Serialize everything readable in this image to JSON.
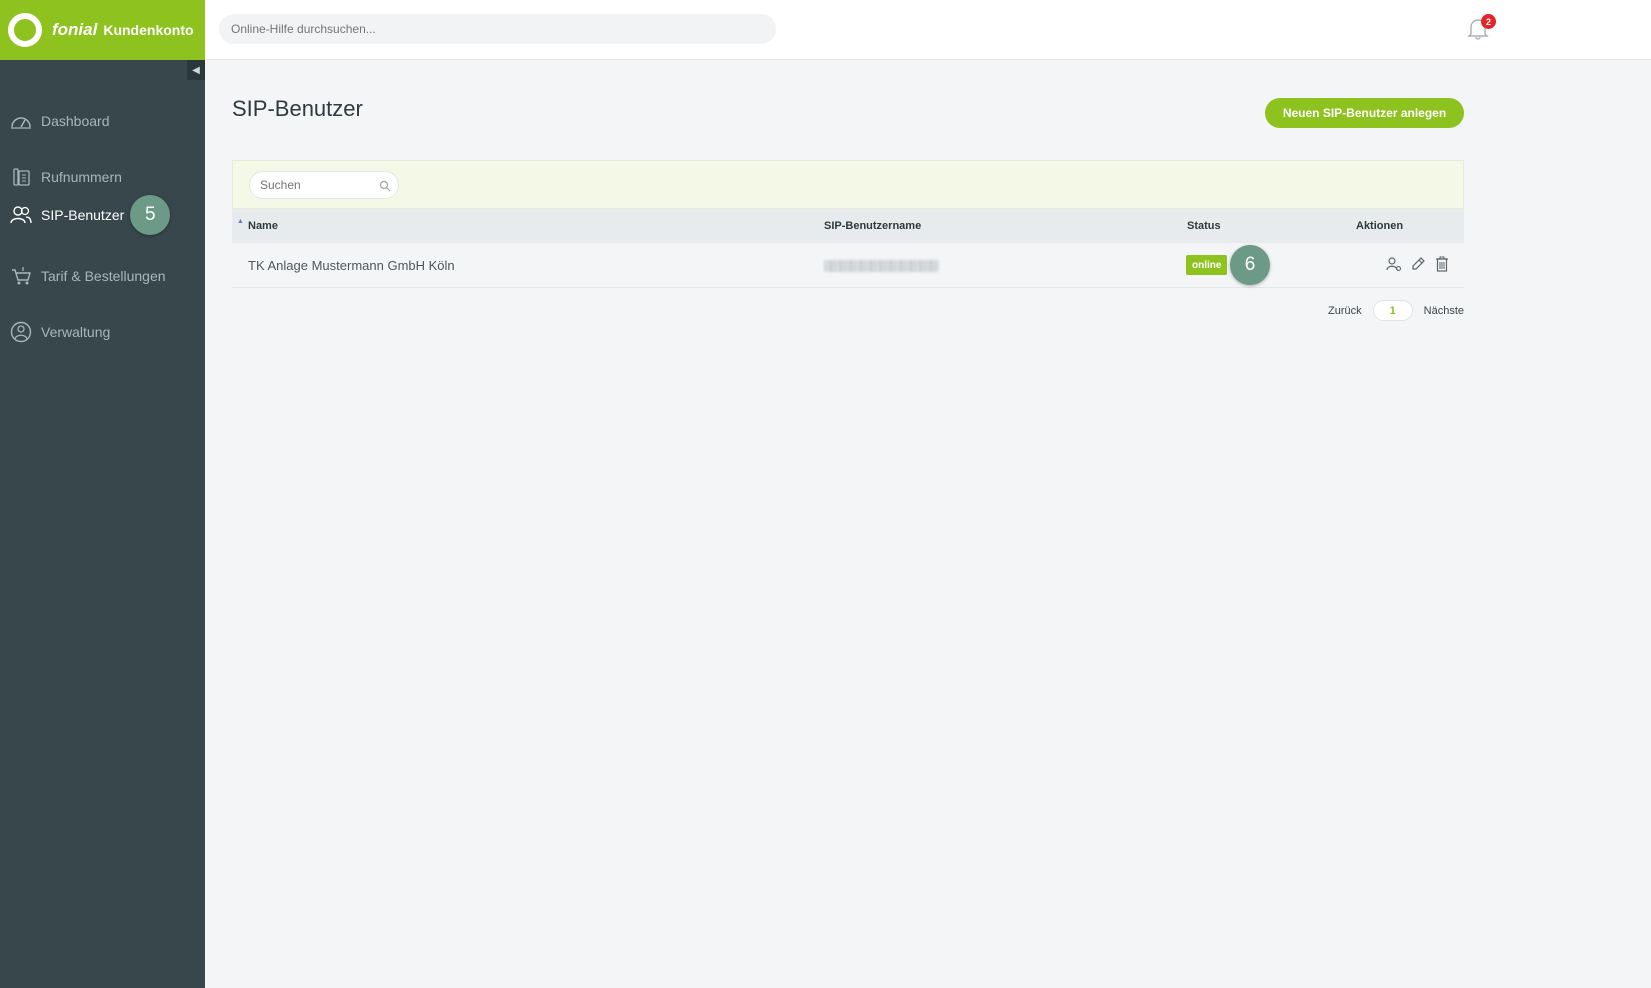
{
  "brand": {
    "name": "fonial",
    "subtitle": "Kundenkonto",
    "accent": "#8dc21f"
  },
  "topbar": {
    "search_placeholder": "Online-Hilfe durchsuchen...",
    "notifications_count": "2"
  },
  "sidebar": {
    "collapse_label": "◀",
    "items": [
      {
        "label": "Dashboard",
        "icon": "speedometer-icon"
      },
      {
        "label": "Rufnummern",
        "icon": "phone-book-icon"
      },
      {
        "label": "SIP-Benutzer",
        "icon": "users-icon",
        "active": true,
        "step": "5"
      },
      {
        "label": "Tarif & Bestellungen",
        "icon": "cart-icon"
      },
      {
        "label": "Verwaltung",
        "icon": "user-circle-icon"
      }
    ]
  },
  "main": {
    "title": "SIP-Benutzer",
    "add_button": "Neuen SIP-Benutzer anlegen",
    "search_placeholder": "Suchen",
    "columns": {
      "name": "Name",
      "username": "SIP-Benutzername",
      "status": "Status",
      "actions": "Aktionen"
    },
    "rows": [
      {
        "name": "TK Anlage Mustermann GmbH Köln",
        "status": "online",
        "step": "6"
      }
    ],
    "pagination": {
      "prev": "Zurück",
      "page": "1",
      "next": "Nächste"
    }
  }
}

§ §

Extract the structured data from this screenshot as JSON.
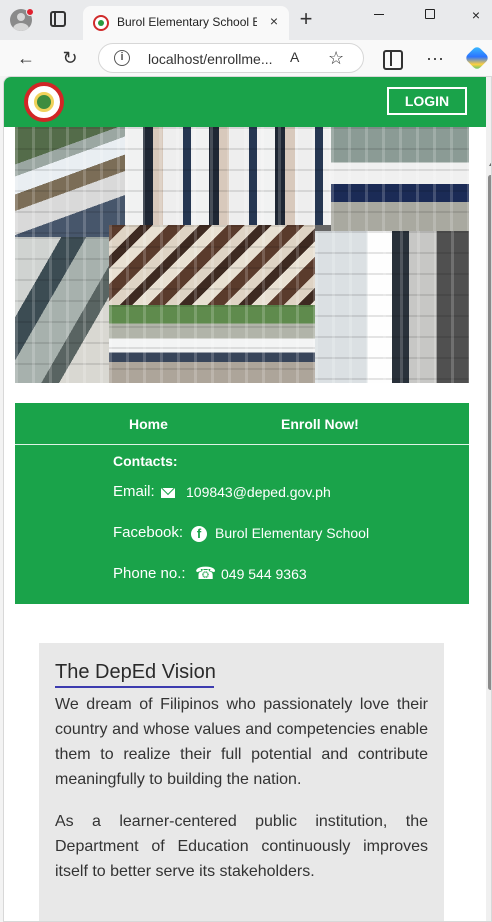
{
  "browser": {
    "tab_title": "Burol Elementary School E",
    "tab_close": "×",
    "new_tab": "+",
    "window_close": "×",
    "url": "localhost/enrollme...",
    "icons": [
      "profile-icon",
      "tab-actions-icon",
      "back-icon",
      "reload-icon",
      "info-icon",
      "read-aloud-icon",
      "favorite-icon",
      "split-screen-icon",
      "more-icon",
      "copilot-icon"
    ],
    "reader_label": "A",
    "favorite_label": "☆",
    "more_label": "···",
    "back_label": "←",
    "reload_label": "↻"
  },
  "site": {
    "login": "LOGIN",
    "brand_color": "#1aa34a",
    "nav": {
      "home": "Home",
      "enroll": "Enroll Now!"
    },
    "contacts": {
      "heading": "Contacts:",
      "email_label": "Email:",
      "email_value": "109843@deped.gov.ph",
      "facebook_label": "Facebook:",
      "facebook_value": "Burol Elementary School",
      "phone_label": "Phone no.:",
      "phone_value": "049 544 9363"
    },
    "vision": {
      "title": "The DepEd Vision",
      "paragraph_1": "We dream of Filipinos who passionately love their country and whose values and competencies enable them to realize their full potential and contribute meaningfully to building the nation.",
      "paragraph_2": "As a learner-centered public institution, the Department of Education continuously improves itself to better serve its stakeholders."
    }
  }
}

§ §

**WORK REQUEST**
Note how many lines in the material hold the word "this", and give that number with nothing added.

**OUTPUT OF THE EXERCISE**
2